Tech firm creates purification system which makes canal water drinkable

A technology firm has developed a new form of water purification that it is hoped will end reliance on bottled water – after testing it on Glasgow canals.

Around 24,000 homes in Scotland depend on bottled water which is expensive and unsustainable for the environment, or private water supplies which are expensive and difficult to maintain.

Of 1.3 billion plastic bottles bought daily, nearly 45% end up in the ocean after a single use, breaking down into microplastics, while traditional water purifiers often end up in landfill as they deteriorate quickly.

Technology company IF created a miniature vapour compression distillation system without consumable parts or chemicals, which works in 45 minutes to begin purifying previously untreatable water – and would get rid of parasites such as those seen in a recent outbreak in south-west England.

Pre-treated water compared to water which has been through the IF technology (IF/PA Wire).

Years of research, design, prototyping and tests helped with the development of technology proven to provide the purest water from previously unusable sources, including from the Glasgow canal water. IF also carries out hundreds of tests through independent, accredited laboratories.

The company received funding from Zero Waste Scotland and Edinburgh Climate Change Institute (ECCI) among others.

It has been taken up by Portsonachan Hotel & Lodges, Loch Awe, Highlands, which has tried alternatives to bottled water with no success due to peat in the water supplies, and has become the first business in Scotland to use the new technology.

Duncan Peters, founder and CEO of IF, said: “Access to safe drinking water is a global problem that is only getting harder as global warming, ageing infrastructure, industrial waste and modern contaminants gathers pace. This is why accelerating the path to clean, reliable water is so incredibly important in our lifetime.

“Water is also becoming harder to purify. It’s estimated that 93% of the world’s piped water now contains some form of microplastics, hormones, pesticides or other heavy metals. Traditional purifiers are just not designed to solve these problems, and as a result we’re turning more and more to environmentally damaging plastic bottles.

Portsonachan Hotel and Lodges on Loch Awe has adopted the technology (IF/PA)

“Globally, we’re using one million bottles of water every minute and that’s because we don’t trust the water quality that we have.
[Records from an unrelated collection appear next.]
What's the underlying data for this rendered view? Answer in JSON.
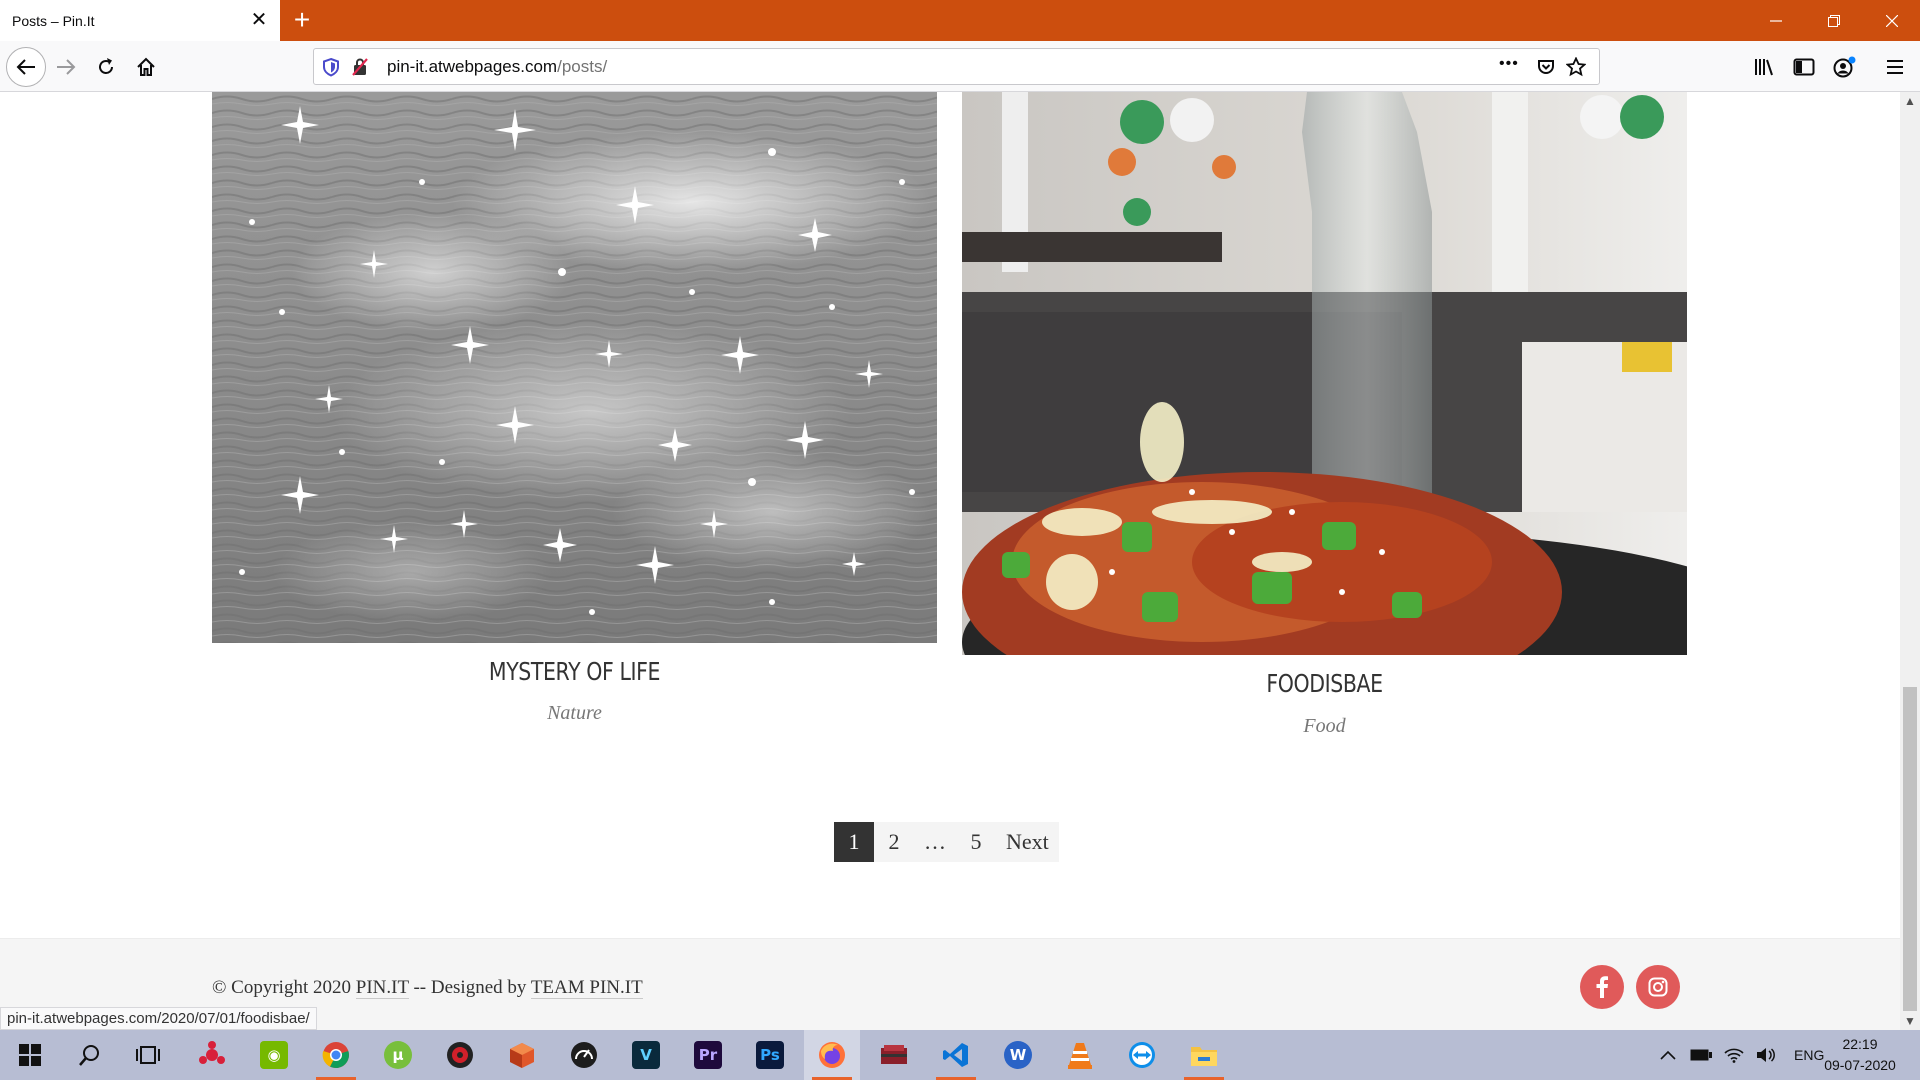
{
  "browser": {
    "tab_title": "Posts – Pin.It",
    "tab_close": "✕",
    "new_tab": "+",
    "url_domain": "pin-it.atwebpages.com",
    "url_path": "/posts/",
    "page_actions": "•••",
    "status_url": "pin-it.atwebpages.com/2020/07/01/foodisbae/"
  },
  "posts": [
    {
      "title": "MYSTERY OF LIFE",
      "category": "Nature"
    },
    {
      "title": "FOODISBAE",
      "category": "Food"
    }
  ],
  "pagination": {
    "pages": [
      "1",
      "2",
      "…",
      "5"
    ],
    "current": "1",
    "next_label": "Next"
  },
  "footer": {
    "copyright_prefix": "© Copyright 2020",
    "brand": "PIN.IT",
    "designed_by": "-- Designed by",
    "team": "TEAM PIN.IT",
    "social": [
      "facebook-icon",
      "instagram-icon"
    ],
    "social_color": "#e05a5a"
  },
  "taskbar": {
    "language": "ENG",
    "time": "22:19",
    "date": "09-07-2020",
    "apps": [
      "windows-start",
      "search",
      "task-view",
      "davinci",
      "nvidia",
      "chrome",
      "utorrent",
      "resolve",
      "box-app",
      "speedometer",
      "vegas",
      "premiere-pro",
      "photoshop",
      "firefox",
      "rar",
      "vscode",
      "word-app",
      "vlc",
      "teamviewer",
      "file-explorer"
    ]
  },
  "colors": {
    "titlebar": "#cc4e0e",
    "pagination_active": "#333333"
  }
}
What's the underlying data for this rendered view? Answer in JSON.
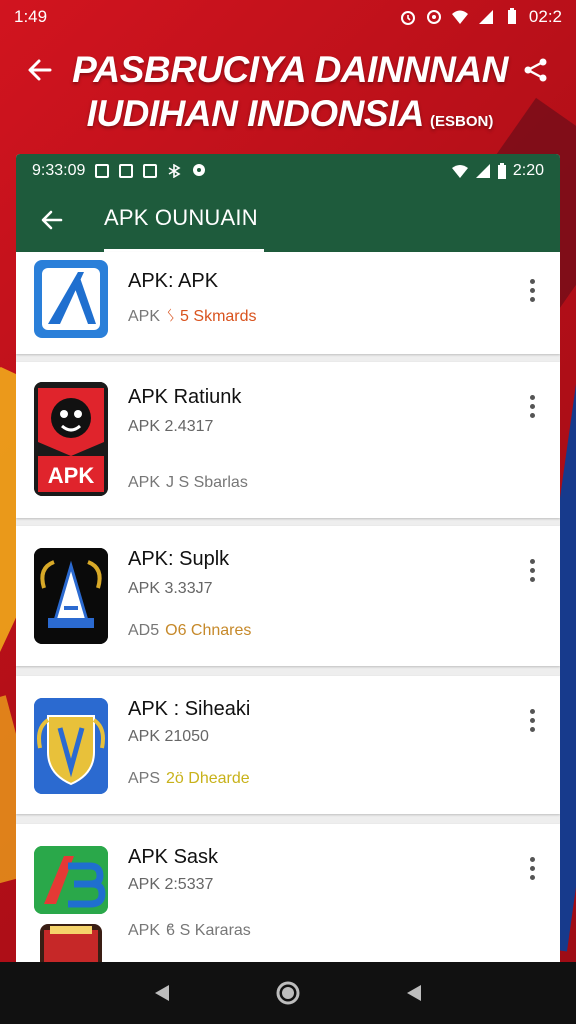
{
  "status_bar": {
    "time": "1:49",
    "clock": "02:2"
  },
  "header": {
    "title_line1": "PASBRUCIYA DAINNNAN",
    "title_line2": "IUDIHAN INDONSIA",
    "title_tag": "(ESBON)"
  },
  "inner_status": {
    "time": "9:33:09",
    "clock": "2:20"
  },
  "app_bar": {
    "title": "APK OUNUAIN"
  },
  "apps": [
    {
      "name": "APK: APK",
      "version": "",
      "meta_prefix": "APK",
      "meta_highlight": "ᛊ 5 Skmards",
      "highlight_color": "#d9531e"
    },
    {
      "name": "APK Ratiunk",
      "version": "APK 2.4317",
      "meta_prefix": "APK",
      "meta_highlight": "J S Sbarlas",
      "highlight_color": "#777777",
      "icon_text": "APK"
    },
    {
      "name": "APK: Suplk",
      "version": "APK 3.33J7",
      "meta_prefix": "AD5",
      "meta_highlight": "O6 Chnares",
      "highlight_color": "#c6892a"
    },
    {
      "name": "APK : Siheaki",
      "version": "APK 21050",
      "meta_prefix": "APS",
      "meta_highlight": "2ö Dhearde",
      "highlight_color": "#777777"
    },
    {
      "name": "APK Sask",
      "version": "APK 2:5337",
      "meta_prefix": "APK",
      "meta_highlight": "ϐ S Kararas",
      "highlight_color": "#777777"
    }
  ],
  "colors": {
    "brand_green": "#1e5b3c",
    "background_red": "#c4121c"
  },
  "icons": [
    "back-arrow-icon",
    "share-icon",
    "more-vert-icon",
    "nav-back-icon",
    "nav-home-icon",
    "nav-recents-icon"
  ]
}
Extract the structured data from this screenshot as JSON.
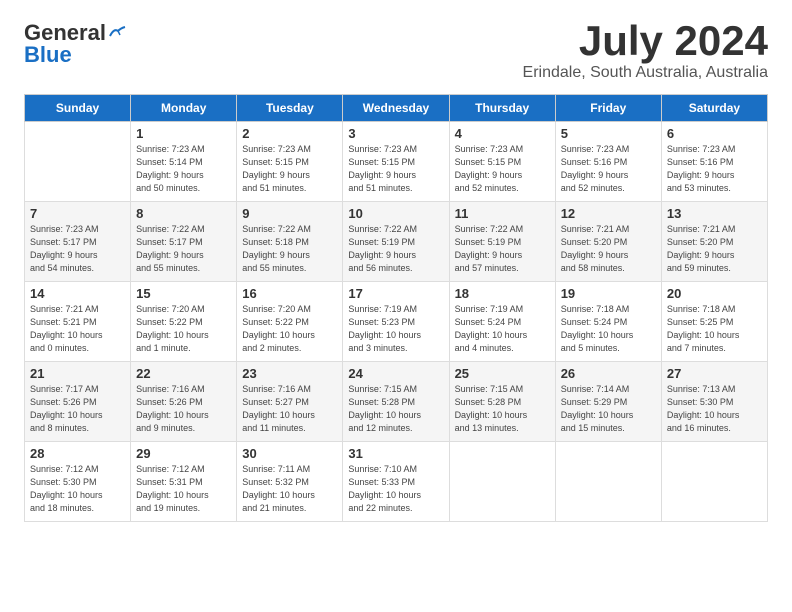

Around 80% of single use plastic ends up in landfill, or eventually in the ocean poisoning the earth and making the problem worse for the next generation.

“Far more people are starting to pay attention to what’s in their drinking water as we learn more about so-called forever chemicals – which fail to fully break down – and other contaminants. At IF, we want to see a future where you can turn on a tap anywhere in the world and know that you have crystal clear water that is free from pollutants, 365 days a year.

“We’re starting that mission in Scotland where around 3.5% of the population currently rely on off-grid water sources every day. Because our unique purification technology can clean water from previously untreatable sources, we are confident that we can make a significant and immediate impact on access to safe and reliable water supplies globally.”

Portsonachan Hotel and Lodges, located on Loch Awe, Scottish Highlands, buys over 90,000 litres of bottled water each year due to peated water supplies which create “brown water”, adding an additional £13,000 to its operating costs.

Hotelier David Parker said: “Our water is currently a peaty brown colour which is met with various reactions from guests – ranging from amusement to horror. They expect clean, pure water during their holiday. But our challenge is far from unique. This is a problem that is replicated across many hospitality businesses and indeed homes around the west of Scotland.

“We’ve tried several different and more traditional purification methods over the years, including a £30,000 centralised system that has never worked. Relying on bottled water has been our only solution up until now.

“Sustainability is core to our values but we also need reliable, crystal clear water. We need a solution that is low maintenance, reliable and easy to install.

“We’re proud to be the first hospitality business in Scotland to be introducing IF’s technology so that we can stop purchasing thousands of litres of bottled water each year and give our visitors access to high-quality water.”